    stimulation of CTZ, tolerance within sev days, add anti-emetic (prochloroperazine, meto, hydroxyzine-also can enhance analgesia), switch
  37. constipation
    tolerance NOT the norm, bowel regimen, stimulant lax (senna, bisacodyl) w/w out stool softener, bulk forming lax CONTRA, bupre and transdermal fentanyl may have lower risk
  38. itching/rash
    hist release and mast cell degran, morphine associated with most hist release, oxy and fentanyl least, use differnt class if true or possible allergy
  39. tolerance
    decrease of drug effect over time, doses typically stabilize unless condition worsens
  40. dependence
    withdrawal sx occurs w/out adequate level of the drug
  41. addiction
    impaired control over drug use, continued use despite harm, craving, compulsive use
  42. ADs with less sedation and antichol for neuropathic pain
    desipramine and nortrityline, others to use are amit, dulox first then venla, SSRIs disappointing results, gabapentin(need high doses), structurally related to GABA, dizz, somn, wt gain, edema, nausea(similar eff to ami)pregabilin, similar to gaba in mech and SE, MORE evidence in chronic pain, some studies show fast onset and greater effic compared to gaba, others: carb, oxcarb, dival, and lamotr, milnasipran(Savella) same efficacy as previous
  43. meta analysis
    preg statistically sig adv vs. duloxetine, dulox adv in causing less dizziness vs. preg, no sign differences btwn dul and gaba
  44. methadone for chronic pain

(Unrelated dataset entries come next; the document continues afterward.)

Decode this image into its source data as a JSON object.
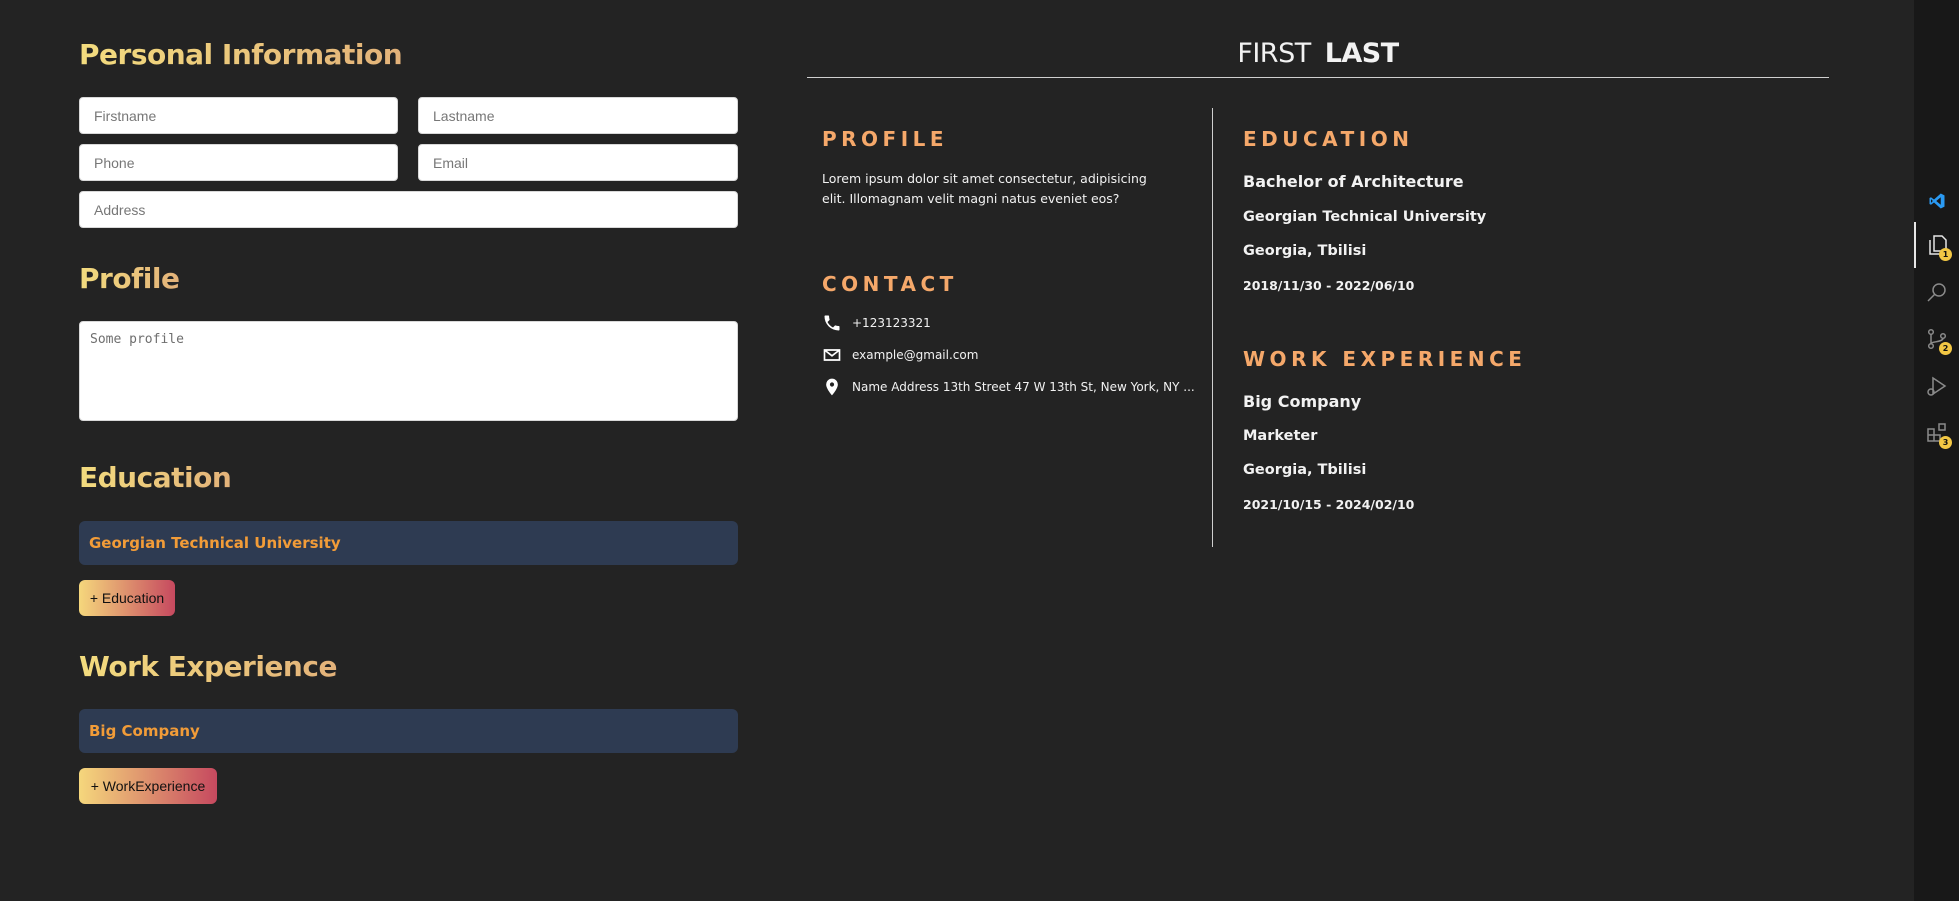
{
  "form": {
    "personal_title": "Personal Information",
    "firstname_placeholder": "Firstname",
    "lastname_placeholder": "Lastname",
    "phone_placeholder": "Phone",
    "email_placeholder": "Email",
    "address_placeholder": "Address",
    "profile_title": "Profile",
    "profile_placeholder": "Some profile",
    "education_title": "Education",
    "education_entries": [
      "Georgian Technical University"
    ],
    "add_education_label": "+ Education",
    "work_title": "Work Experience",
    "work_entries": [
      "Big Company"
    ],
    "add_work_label": "+ WorkExperience"
  },
  "resume": {
    "first_name": "FIRST",
    "last_name": "LAST",
    "profile_heading": "PROFILE",
    "profile_text": "Lorem ipsum dolor sit amet consectetur, adipisicing elit. Illomagnam velit magni natus eveniet eos?",
    "contact_heading": "CONTACT",
    "phone": "+123123321",
    "email": "example@gmail.com",
    "address": "Name Address 13th Street 47 W 13th St, New York, NY ...",
    "education_heading": "EDUCATION",
    "education": {
      "degree": "Bachelor of Architecture",
      "school": "Georgian Technical University",
      "location": "Georgia, Tbilisi",
      "start": "2018/11/30",
      "end": "2022/06/10"
    },
    "work_heading": "WORK EXPERIENCE",
    "work": {
      "company": "Big Company",
      "position": "Marketer",
      "location": "Georgia, Tbilisi",
      "start": "2021/10/15",
      "end": "2024/02/10"
    },
    "date_separator": "-"
  },
  "activity_bar": {
    "items": [
      {
        "icon": "explorer-icon",
        "badge": "1"
      },
      {
        "icon": "search-icon",
        "badge": ""
      },
      {
        "icon": "source-control-icon",
        "badge": "2"
      },
      {
        "icon": "run-debug-icon",
        "badge": ""
      },
      {
        "icon": "extensions-icon",
        "badge": "3"
      }
    ]
  },
  "colors": {
    "background": "#232323",
    "heading_gradient_start": "#f3dc7e",
    "heading_gradient_end": "#e3b27a",
    "resume_heading": "#f5a86a",
    "entry_bar": "#2e3b52",
    "entry_text": "#f29c38",
    "button_gradient_start": "#f5d77c",
    "button_gradient_end": "#c6495f",
    "badge": "#f2c744"
  }
}
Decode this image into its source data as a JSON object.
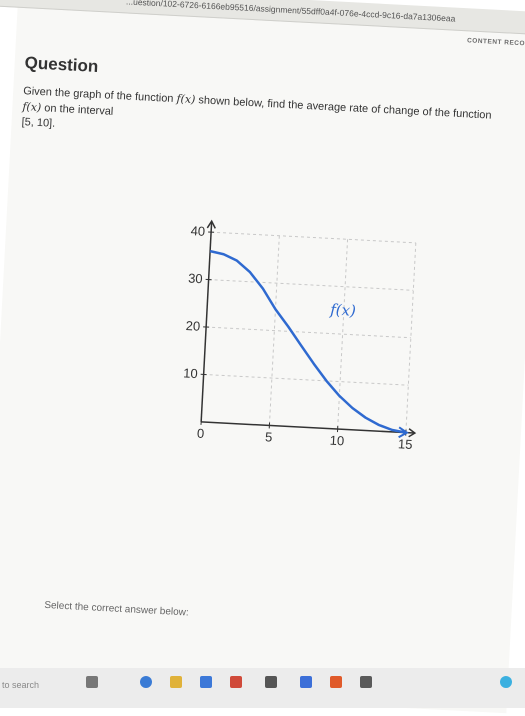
{
  "browser": {
    "url": "...uestion/102-6726-6166eb95516/assignment/55dff0a4f-076e-4ccd-9c16-da7a1306eaa",
    "content_record": "CONTENT RECORD"
  },
  "question": {
    "title": "Question",
    "prompt_part1": "Given the graph of the function",
    "fx1": "f(x)",
    "prompt_part2": "shown below, find the average rate of change of the function",
    "fx2": "f(x)",
    "prompt_part3": "on the interval",
    "interval": "[5, 10]."
  },
  "chart_data": {
    "type": "line",
    "curve_label": "f(x)",
    "x_ticks": [
      "0",
      "5",
      "10",
      "15"
    ],
    "y_ticks": [
      "10",
      "20",
      "30",
      "40"
    ],
    "xlim": [
      0,
      15
    ],
    "ylim": [
      0,
      40
    ],
    "series": [
      {
        "x": [
          0,
          1,
          2,
          3,
          4,
          5,
          6,
          7,
          8,
          9,
          10,
          11,
          12,
          13,
          14,
          15
        ],
        "y": [
          36,
          35.5,
          34.3,
          32,
          28.7,
          24.5,
          21,
          17.2,
          13.5,
          10,
          7,
          4.6,
          2.7,
          1.3,
          0.4,
          0
        ]
      }
    ],
    "line_color": "#2f6ad0",
    "grid": true
  },
  "answer": {
    "select_label": "Select the correct answer below:"
  },
  "taskbar": {
    "search_text": "to search"
  }
}
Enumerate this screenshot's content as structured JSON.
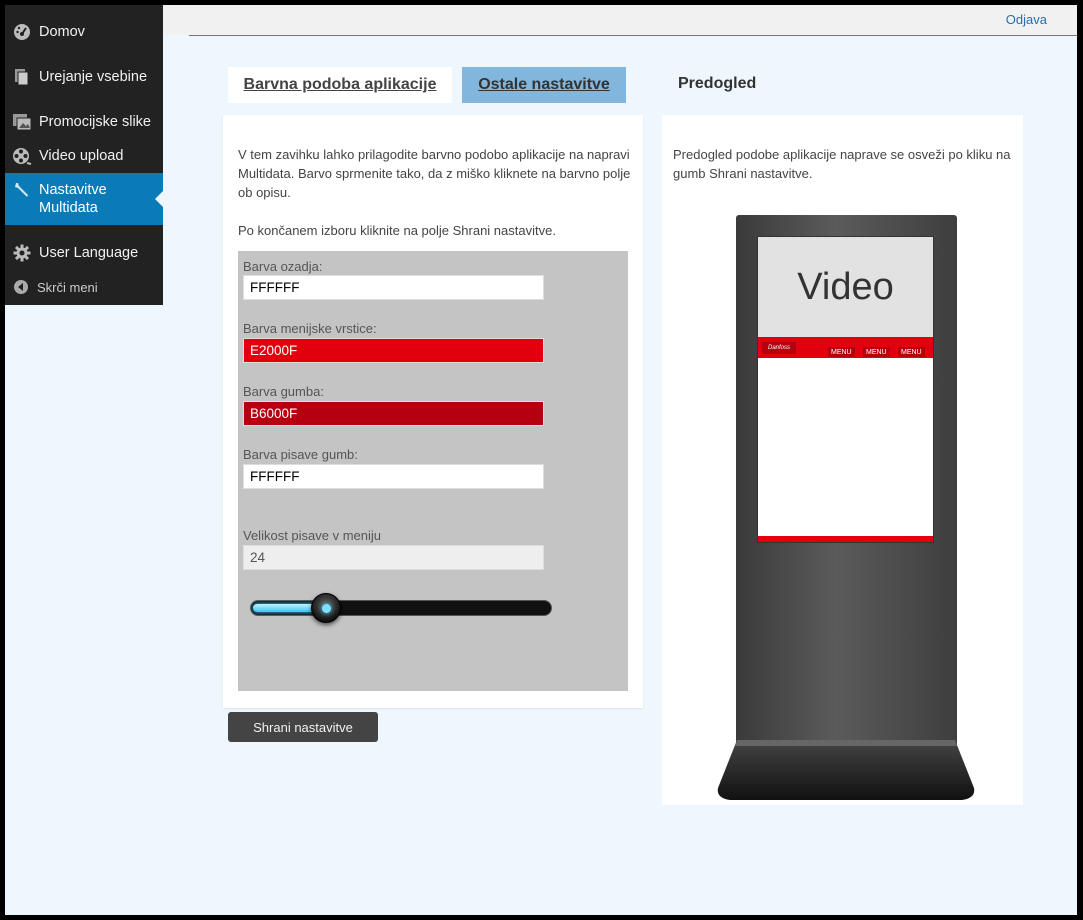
{
  "sidebar": {
    "items": [
      {
        "label": "Domov",
        "icon": "dashboard-icon"
      },
      {
        "label": "Urejanje vsebine",
        "icon": "pages-icon"
      },
      {
        "label": "Promocijske slike",
        "icon": "images-icon"
      },
      {
        "label": "Video upload",
        "icon": "film-icon"
      },
      {
        "label": "Nastavitve Multidata",
        "icon": "wrench-icon"
      },
      {
        "label": "User Language",
        "icon": "gear-icon"
      }
    ],
    "collapse_label": "Skrči meni"
  },
  "topbar": {
    "logout_label": "Odjava"
  },
  "tabs": [
    {
      "label": "Barvna podoba aplikacije"
    },
    {
      "label": "Ostale nastavitve"
    }
  ],
  "preview": {
    "title": "Predogled",
    "description": "Predogled podobe aplikacije naprave se osveži po kliku na gumb Shrani nastavitve.",
    "screen": {
      "video_label": "Video",
      "menu_labels": [
        "MENU",
        "MENU",
        "MENU"
      ]
    }
  },
  "settings": {
    "intro_1": "V tem zavihku lahko prilagodite barvno podobo aplikacije na napravi Multidata. Barvo sprmenite tako, da z miško kliknete na barvno polje ob opisu.",
    "intro_2": "Po končanem izboru kliknite na polje Shrani nastavitve.",
    "fields": {
      "background": {
        "label": "Barva ozadja:",
        "value": "FFFFFF",
        "color": "#FFFFFF",
        "text_color": "#000000"
      },
      "menubar": {
        "label": "Barva menijske vrstice:",
        "value": "E2000F",
        "color": "#E2000F",
        "text_color": "#FFFFFF"
      },
      "button": {
        "label": "Barva gumba:",
        "value": "B6000F",
        "color": "#B6000F",
        "text_color": "#FFFFFF"
      },
      "button_font": {
        "label": "Barva pisave gumb:",
        "value": "FFFFFF",
        "color": "#FFFFFF",
        "text_color": "#000000"
      },
      "menu_font_size": {
        "label": "Velikost pisave v meniju",
        "value": "24"
      }
    },
    "slider_fraction": 0.25
  },
  "save_button_label": "Shrani nastavitve",
  "colors": {
    "sidebar_bg": "#222222",
    "active_menu": "#0A7BB7",
    "tab_active": "#82B6DC",
    "page_bg": "#EEF6FE"
  }
}
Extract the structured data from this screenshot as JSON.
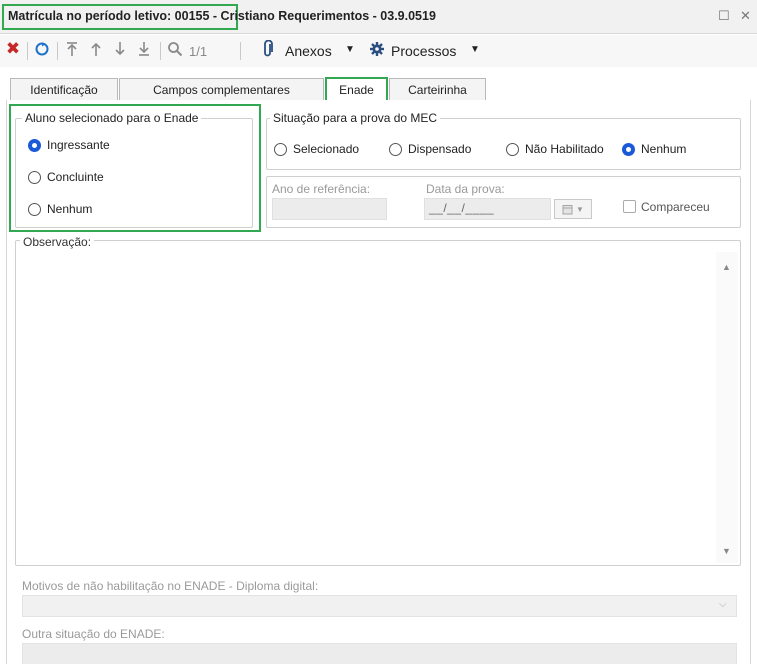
{
  "window": {
    "title_highlight": "Matrícula no período letivo: 00155",
    "title_rest": " - Cristiano Requerimentos - 03.9.0519",
    "restore_glyph": "☐",
    "close_glyph": "✕"
  },
  "toolbar": {
    "pager": "1/1",
    "anexos_label": "Anexos",
    "processos_label": "Processos",
    "icons": [
      "delete-icon",
      "refresh-icon",
      "first-icon",
      "prev-icon",
      "next-icon",
      "last-icon",
      "search-icon",
      "paperclip-icon",
      "gear-icon"
    ]
  },
  "tabs": [
    {
      "label": "Identificação"
    },
    {
      "label": "Campos complementares"
    },
    {
      "label": "Enade"
    },
    {
      "label": "Carteirinha"
    }
  ],
  "enade": {
    "aluno_group": {
      "legend": "Aluno selecionado para o Enade",
      "options": [
        "Ingressante",
        "Concluinte",
        "Nenhum"
      ],
      "selected": "Ingressante"
    },
    "situacao_group": {
      "legend": "Situação para a prova do MEC",
      "options": [
        "Selecionado",
        "Dispensado",
        "Não Habilitado",
        "Nenhum"
      ],
      "selected": "Nenhum"
    },
    "ano_referencia_label": "Ano de referência:",
    "data_prova_label": "Data da prova:",
    "data_prova_value": "__/__/____",
    "compareceu_label": "Compareceu",
    "observacao_label": "Observação:",
    "motivos_label": "Motivos de não habilitação no ENADE - Diploma digital:",
    "outra_situacao_label": "Outra situação do ENADE:"
  },
  "colors": {
    "highlight": "#33a852",
    "radio_selected": "#1a5ad8",
    "delete_red": "#c62828",
    "refresh_blue": "#1e73c8"
  }
}
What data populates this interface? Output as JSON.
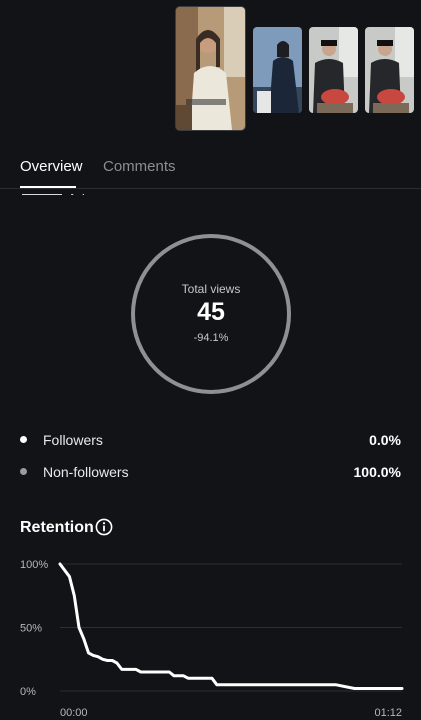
{
  "thumbnails": [
    {
      "name": "Thumbnail 1",
      "selected": true,
      "palette": [
        "#caa27a",
        "#e8e2d2",
        "#5a4a3c"
      ]
    },
    {
      "name": "Thumbnail 2",
      "selected": false,
      "palette": [
        "#6c87a8",
        "#1d2a3d",
        "#b8c6d8"
      ]
    },
    {
      "name": "Thumbnail 3",
      "selected": false,
      "palette": [
        "#c7c9c6",
        "#232325",
        "#c64b45"
      ]
    },
    {
      "name": "Thumbnail 4",
      "selected": false,
      "palette": [
        "#c7c9c6",
        "#232325",
        "#c64b45"
      ]
    }
  ],
  "tabs": [
    {
      "label": "Overview",
      "active": true
    },
    {
      "label": "Comments",
      "active": false
    }
  ],
  "views": {
    "label": "Total views",
    "value": "45",
    "change": "-94.1%"
  },
  "audience": [
    {
      "label": "Followers",
      "value": "0.0%",
      "color": "#ffffff"
    },
    {
      "label": "Non-followers",
      "value": "100.0%",
      "color": "#9a9ca1"
    }
  ],
  "retention": {
    "title": "Retention"
  },
  "colors": {
    "background": "#111316",
    "line": "#ffffff",
    "grid": "#2c2f33",
    "ring": "#8e9096"
  },
  "chart_data": {
    "type": "line",
    "title": "Retention",
    "ylim": [
      0,
      100
    ],
    "y_ticks": [
      "100%",
      "50%",
      "0%"
    ],
    "x_ticks": [
      "00:00",
      "01:12"
    ],
    "x_unit": "seconds",
    "xlim": [
      0,
      72
    ],
    "grid": true,
    "series": [
      {
        "x": [
          0,
          2,
          3,
          4,
          5,
          6,
          7,
          8,
          9,
          10,
          11,
          12,
          13,
          14,
          15,
          16,
          17,
          18,
          19,
          20,
          21,
          22,
          23,
          24,
          25,
          26,
          27,
          28,
          29,
          30,
          31,
          32,
          33,
          34,
          35,
          38,
          42,
          46,
          50,
          54,
          58,
          62,
          66,
          70,
          72
        ],
        "y": [
          100,
          90,
          75,
          50,
          41,
          30,
          28,
          27,
          25,
          24,
          24,
          22,
          17,
          17,
          17,
          17,
          15,
          15,
          15,
          15,
          15,
          15,
          15,
          12,
          12,
          12,
          10,
          10,
          10,
          10,
          10,
          10,
          5,
          5,
          5,
          5,
          5,
          5,
          5,
          5,
          5,
          2,
          2,
          2,
          2
        ]
      }
    ]
  }
}
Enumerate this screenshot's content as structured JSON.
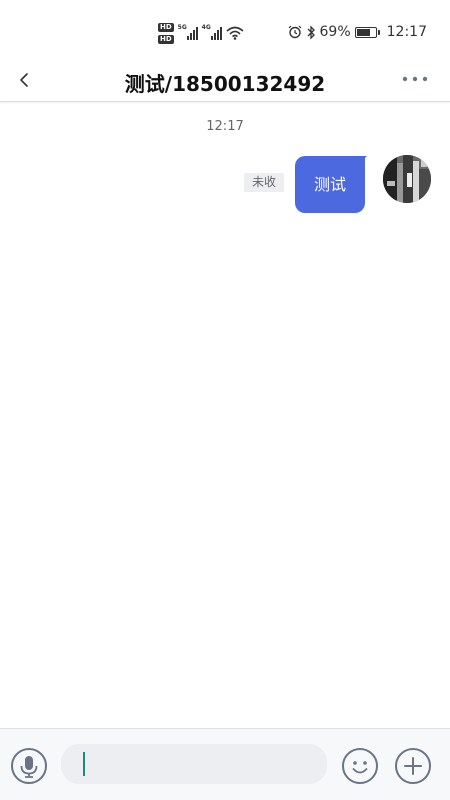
{
  "status_bar": {
    "hd_top": "HD",
    "hd_bottom": "HD",
    "net_1": "5G",
    "net_2": "4G",
    "battery_percent_text": "69%",
    "battery_level": 0.69,
    "time": "12:17",
    "icons": [
      "signal-5g-icon",
      "signal-4g-icon",
      "wifi-icon",
      "alarm-icon",
      "bluetooth-icon",
      "battery-icon"
    ]
  },
  "header": {
    "title": "测试/18500132492",
    "back_icon": "chevron-left-icon",
    "more_icon": "more-dots-icon"
  },
  "chat": {
    "timestamp": "12:17",
    "messages": [
      {
        "text": "测试",
        "status": "未收",
        "direction": "outgoing"
      }
    ]
  },
  "input_bar": {
    "voice_icon": "microphone-icon",
    "text_value": "",
    "emoji_icon": "smiley-icon",
    "plus_icon": "plus-circle-icon"
  },
  "colors": {
    "bubble": "#4d69e0",
    "caret": "#1d8a7a",
    "icon_gray": "#6b7487"
  }
}
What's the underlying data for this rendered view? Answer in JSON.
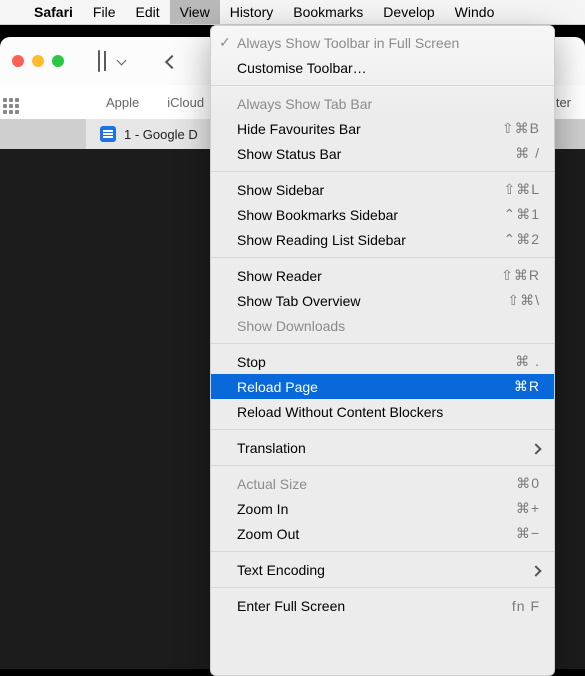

    long half-life, NMDA antag in addition to opioid rec action, may attenuate neuropathic pain signal transmission and wind-up phenomenon(pain amplification due to CNS sensitization to pain signals)
  45. lidocaine SE
    dizz, drows, disorient, muscle twitching, seizures, resp arrest, HOTN, brady, heart block, ventricular arr, cardiac arrest
  46. acute severe pain tx:
    morphine/other opioid
  47. mild (1-3) to mod (4-6) pain tx
    ASA, NSAIDs, codeine
  48. bone pain tx
    NSAIDs
  49. neuropathic pain tx
    gaba, preg, dulo, other anticonvulsants or ADs
  50. pain due to muscle strain tx
    NSAIDs, muscle relaxants

What would you like to do?

Home > Flashcards > Print Preview